Welcome to the Metal and Composite Structural Integity (MCSI) Laboratory!

The mission of the Metal and Composite Structural Integrity Laboratory is to explore next-generation sustainable metal and composite material/hybrids and structures with embedded autonomous logic-controlled characteristics contributing to develop the next-generation low-maintenance metal and composite/hybrid structures.

The scientific merit is to understand, process and fine-tune the embedded autonomous logic-controlled characteristics of new metal and composite/hybrid structures, such as self-sensing, damage precursor detection, self-healing, damage-arrest capabilities.

The broader impact is creating solutions for the decaying metal and composite civil infrastructure providing

  • Lifecycle-oriented innovative technology and design of metal and composite structures,
  • Safety through metal and composite structures,
  • Economy and sustainability through metal and composite structures

Research involves analytical, numerical and experimental studies of multifunctionality embedded in metal and composite material, which may trigger damage tolerance, healing, sensing, energy harvesting, etc. Our approaches account for the interrelations of processing, nano/micro/macrostructure properties and structural performance, with the ultimate goal to embed resilience in the infrastructure. Current research activities address simulation and experimental testing of metal-polymer composite properties to better understand and fine-tune interface properties, autonomous detection of defects in metals and composites, embedded defect (damage)-arrest capability, and innovative metal and composite joining methodologies avoiding the heat affacted zone.

Check out our ongoing research programs!

Prof. Rutner was faculty advisor of structural design of the SURE House, an innovative wood-composite energy-efficient and flood/hurricane resilient coastal one-family coastal house competing in the Department of Energy (DOE)-organized Solar Decathlon Competition. 20 universities were selected by the Department of Energy for the last round and the competition took place in October 2015 in Irvine, CA.
Our team won the 1st place. Please click here to see our approach for innovative coastal housing, comprising sustainability and resilience, the SURE House.
More information is provided on the US Department of Energy (DOE) website.

The SURE House - SUstainable an REsilient coastal housing:

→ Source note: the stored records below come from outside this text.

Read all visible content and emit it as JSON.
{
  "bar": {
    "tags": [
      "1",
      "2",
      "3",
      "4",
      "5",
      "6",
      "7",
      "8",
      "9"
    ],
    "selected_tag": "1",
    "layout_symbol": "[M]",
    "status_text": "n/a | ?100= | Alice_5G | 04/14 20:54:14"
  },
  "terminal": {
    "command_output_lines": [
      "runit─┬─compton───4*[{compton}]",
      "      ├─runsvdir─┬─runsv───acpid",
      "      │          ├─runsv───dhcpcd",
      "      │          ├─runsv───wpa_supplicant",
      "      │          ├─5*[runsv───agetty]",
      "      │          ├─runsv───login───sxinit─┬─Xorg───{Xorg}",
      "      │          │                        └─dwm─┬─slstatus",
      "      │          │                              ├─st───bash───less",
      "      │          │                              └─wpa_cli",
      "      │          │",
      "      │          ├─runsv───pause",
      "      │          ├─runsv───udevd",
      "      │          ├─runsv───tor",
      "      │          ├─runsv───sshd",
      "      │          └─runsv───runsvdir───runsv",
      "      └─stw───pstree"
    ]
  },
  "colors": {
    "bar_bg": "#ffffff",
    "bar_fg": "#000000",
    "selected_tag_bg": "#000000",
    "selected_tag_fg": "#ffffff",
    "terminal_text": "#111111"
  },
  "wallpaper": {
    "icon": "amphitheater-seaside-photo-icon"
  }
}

Energy efficiency during normal operation:  90% reduction of energy demand mechanics and design Flood-proof and hurricane-resistant envelope through innovative composite

Photo by Stevens Institute of Technology